Fatigue

One-fifth of workers face sleep deprivation, study says

Reprints
yawn

New York – Sleep deprivation affects one-fifth of all workers, making them more likely to experience an increased risk of injury, according to a study released Dec. 17 from Global Corporate Challenge, a provider of employee health and performance services.

GCC collected data from nearly 300,000 workers at 1,200 organizations. More than 20 percent of employees self-rated their overall sleep as “extremely poor,” “very poor” or “poor.” Of those, 93 percent were more likely to exhibit fatigue on the job, which is a common symptom of Excessive Daytime Sleepiness, a condition “proven to increase risk of absenteeism, accidents and injury in the workplace,” according to a GCC press release.

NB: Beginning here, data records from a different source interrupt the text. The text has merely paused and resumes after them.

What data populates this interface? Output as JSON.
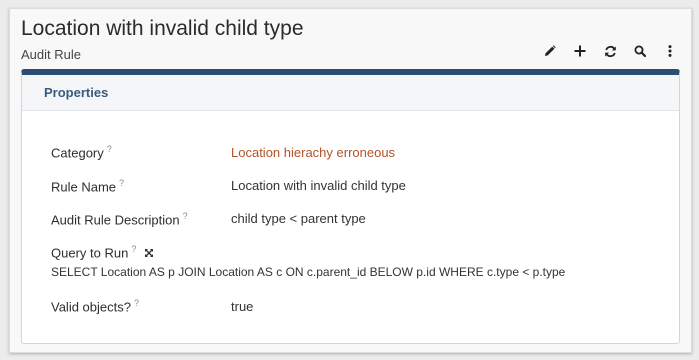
{
  "header": {
    "title": "Location with invalid child type",
    "subtitle": "Audit Rule"
  },
  "toolbar": {
    "buttons": [
      {
        "name": "edit",
        "icon": "pencil-icon"
      },
      {
        "name": "add",
        "icon": "plus-icon"
      },
      {
        "name": "refresh",
        "icon": "refresh-icon"
      },
      {
        "name": "search",
        "icon": "search-icon"
      },
      {
        "name": "more",
        "icon": "more-vertical-icon"
      }
    ]
  },
  "panel": {
    "title": "Properties",
    "accent_color": "#2d4e73"
  },
  "fields": {
    "category": {
      "label": "Category",
      "help": "?",
      "value": "Location hierachy erroneous",
      "value_color": "#b0532a"
    },
    "rule_name": {
      "label": "Rule Name",
      "help": "?",
      "value": "Location with invalid child type"
    },
    "description": {
      "label": "Audit Rule Description",
      "help": "?",
      "value": "child type < parent type"
    },
    "query": {
      "label": "Query to Run",
      "help": "?",
      "value": "SELECT Location AS p JOIN Location AS c ON c.parent_id BELOW p.id WHERE c.type < p.type"
    },
    "valid_objects": {
      "label": "Valid objects?",
      "help": "?",
      "value": "true"
    }
  }
}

A workplace health program that addresses exercise and nutrition in addition to adequate sleep could lead to reduced fatigue and stress levels, GCC states.

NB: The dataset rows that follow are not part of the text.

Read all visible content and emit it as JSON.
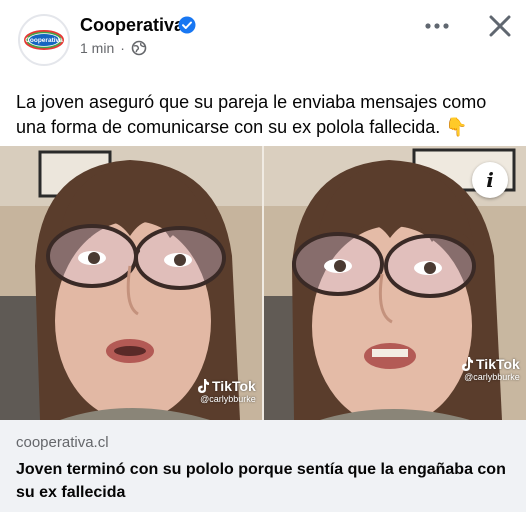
{
  "post": {
    "page_name": "Cooperativa",
    "time": "1 min",
    "separator": "·",
    "text": "La joven aseguró que su pareja le enviaba mensajes como una forma de comunicarse con su ex pololа fallecida. 👇"
  },
  "avatar": {
    "logo_text": "Cooperativa",
    "logo_subtext": "desde 1935"
  },
  "media": {
    "watermark_left": {
      "brand": "TikTok",
      "handle": "@carlybburke"
    },
    "watermark_right": {
      "brand": "TikTok",
      "handle": "@carlybburke"
    },
    "info_label": "i"
  },
  "link": {
    "domain": "cooperativa.cl",
    "title": "Joven terminó con su pololo porque sentía que la engañaba con su ex fallecida"
  },
  "colors": {
    "verified": "#1877f2",
    "secondary_text": "#65676b",
    "preview_bg": "#f0f2f5"
  },
  "icons": [
    "verified-badge-icon",
    "globe-icon",
    "more-icon",
    "close-icon",
    "info-icon",
    "tiktok-icon",
    "pointing-down-emoji"
  ]
}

“Simple exercise improves sleep, and the combined result will be an increase in personal and business performance,” David Batman, director of GCC’s chronic disease prevention foundation, said in the press release.